The Sanctuary of the Great Gods was one of the most important Panhellenic religious sites in the ancient Greek world.
Located on the island of Samothrace in the northeast Aegean, it was celebrated for its Mystery Cult centered around the worship of a pre-Hellenic earth goddess, the “Great Mother,” who the ancient Greeks associated with Demeter, goddess of fertility. In Samothracian coinage, she is often depicted as a seated woman with a lion at her side.
Religious activity at the site can be traced back to the 7th century BC. Early rituals included the worship of numerous chthonic gods (“subterranean” gods or spirits of the underworld), whose identities remain obscure. Ancient sources refer to them collectively as the Kábiroi (“Cabeiri”), as it was considered taboo to speak their names out loud.
A monumental building program was undertaken in the 4th century BC, including the construction of the Epopteion, a type of temple with an ornate facade and a row of columns on the front (prostyle). It bears the inscription of Hieron, or “Holy Place,” and was the site of sacred rituals and ceremonies. A major annual festival took place in mid-July, drawing envoys and pilgrims to the island from across the Greek world.

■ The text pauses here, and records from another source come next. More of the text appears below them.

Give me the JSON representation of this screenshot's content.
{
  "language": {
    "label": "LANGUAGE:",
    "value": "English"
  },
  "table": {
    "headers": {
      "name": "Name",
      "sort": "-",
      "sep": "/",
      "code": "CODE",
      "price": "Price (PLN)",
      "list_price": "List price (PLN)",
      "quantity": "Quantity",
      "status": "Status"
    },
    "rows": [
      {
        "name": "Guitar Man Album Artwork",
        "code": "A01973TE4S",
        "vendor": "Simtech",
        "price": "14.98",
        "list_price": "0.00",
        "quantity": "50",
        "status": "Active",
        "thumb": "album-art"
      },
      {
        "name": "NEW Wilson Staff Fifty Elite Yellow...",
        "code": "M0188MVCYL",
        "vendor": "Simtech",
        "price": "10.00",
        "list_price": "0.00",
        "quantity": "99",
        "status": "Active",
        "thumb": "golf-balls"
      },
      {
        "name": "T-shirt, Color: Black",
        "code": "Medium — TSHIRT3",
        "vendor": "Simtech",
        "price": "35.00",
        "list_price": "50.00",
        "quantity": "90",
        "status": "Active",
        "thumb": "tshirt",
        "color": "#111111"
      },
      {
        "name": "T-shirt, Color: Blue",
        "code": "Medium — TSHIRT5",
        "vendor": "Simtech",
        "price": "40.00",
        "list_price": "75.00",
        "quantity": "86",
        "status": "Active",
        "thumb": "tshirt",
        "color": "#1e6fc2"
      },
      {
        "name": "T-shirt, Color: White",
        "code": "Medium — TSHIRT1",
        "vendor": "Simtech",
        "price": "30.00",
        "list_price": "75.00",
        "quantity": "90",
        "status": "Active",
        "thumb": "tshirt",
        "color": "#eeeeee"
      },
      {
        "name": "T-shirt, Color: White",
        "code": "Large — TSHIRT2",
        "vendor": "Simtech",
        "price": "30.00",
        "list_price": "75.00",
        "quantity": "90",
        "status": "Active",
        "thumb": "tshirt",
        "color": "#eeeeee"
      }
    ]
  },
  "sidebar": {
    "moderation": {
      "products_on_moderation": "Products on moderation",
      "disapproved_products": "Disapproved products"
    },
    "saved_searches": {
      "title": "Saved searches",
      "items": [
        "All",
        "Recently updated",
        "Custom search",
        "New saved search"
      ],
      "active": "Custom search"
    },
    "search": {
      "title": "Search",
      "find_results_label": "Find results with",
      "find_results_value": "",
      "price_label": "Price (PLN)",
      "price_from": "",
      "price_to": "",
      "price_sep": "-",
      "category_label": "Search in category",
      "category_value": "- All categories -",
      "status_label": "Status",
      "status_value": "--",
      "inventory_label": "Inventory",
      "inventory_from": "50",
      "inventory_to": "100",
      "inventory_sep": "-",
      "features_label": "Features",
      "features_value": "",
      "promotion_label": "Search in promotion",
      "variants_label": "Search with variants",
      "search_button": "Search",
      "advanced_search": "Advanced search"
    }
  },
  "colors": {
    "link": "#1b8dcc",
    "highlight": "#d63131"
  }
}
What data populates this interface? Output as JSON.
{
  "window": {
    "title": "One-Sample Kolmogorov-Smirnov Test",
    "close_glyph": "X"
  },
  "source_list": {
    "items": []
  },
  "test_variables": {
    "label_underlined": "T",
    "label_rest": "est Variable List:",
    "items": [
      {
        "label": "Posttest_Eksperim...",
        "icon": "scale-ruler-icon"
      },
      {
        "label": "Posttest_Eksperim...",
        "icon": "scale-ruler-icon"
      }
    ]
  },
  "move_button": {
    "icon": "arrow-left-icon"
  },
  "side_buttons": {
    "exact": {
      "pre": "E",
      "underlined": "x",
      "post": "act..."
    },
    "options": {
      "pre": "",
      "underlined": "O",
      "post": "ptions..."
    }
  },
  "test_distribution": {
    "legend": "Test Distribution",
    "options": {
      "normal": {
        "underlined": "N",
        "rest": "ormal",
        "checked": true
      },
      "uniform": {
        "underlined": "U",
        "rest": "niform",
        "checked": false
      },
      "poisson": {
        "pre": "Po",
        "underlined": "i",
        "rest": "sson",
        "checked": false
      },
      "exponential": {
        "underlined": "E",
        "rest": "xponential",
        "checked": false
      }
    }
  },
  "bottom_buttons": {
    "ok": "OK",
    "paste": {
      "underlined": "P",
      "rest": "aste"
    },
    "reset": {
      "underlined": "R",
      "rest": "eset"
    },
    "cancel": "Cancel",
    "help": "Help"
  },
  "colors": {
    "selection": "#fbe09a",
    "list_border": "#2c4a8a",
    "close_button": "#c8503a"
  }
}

The famous Winged Victory (Nike) of Samothrace, now in the Louvre, was discovered at the Sanctuary in 1863.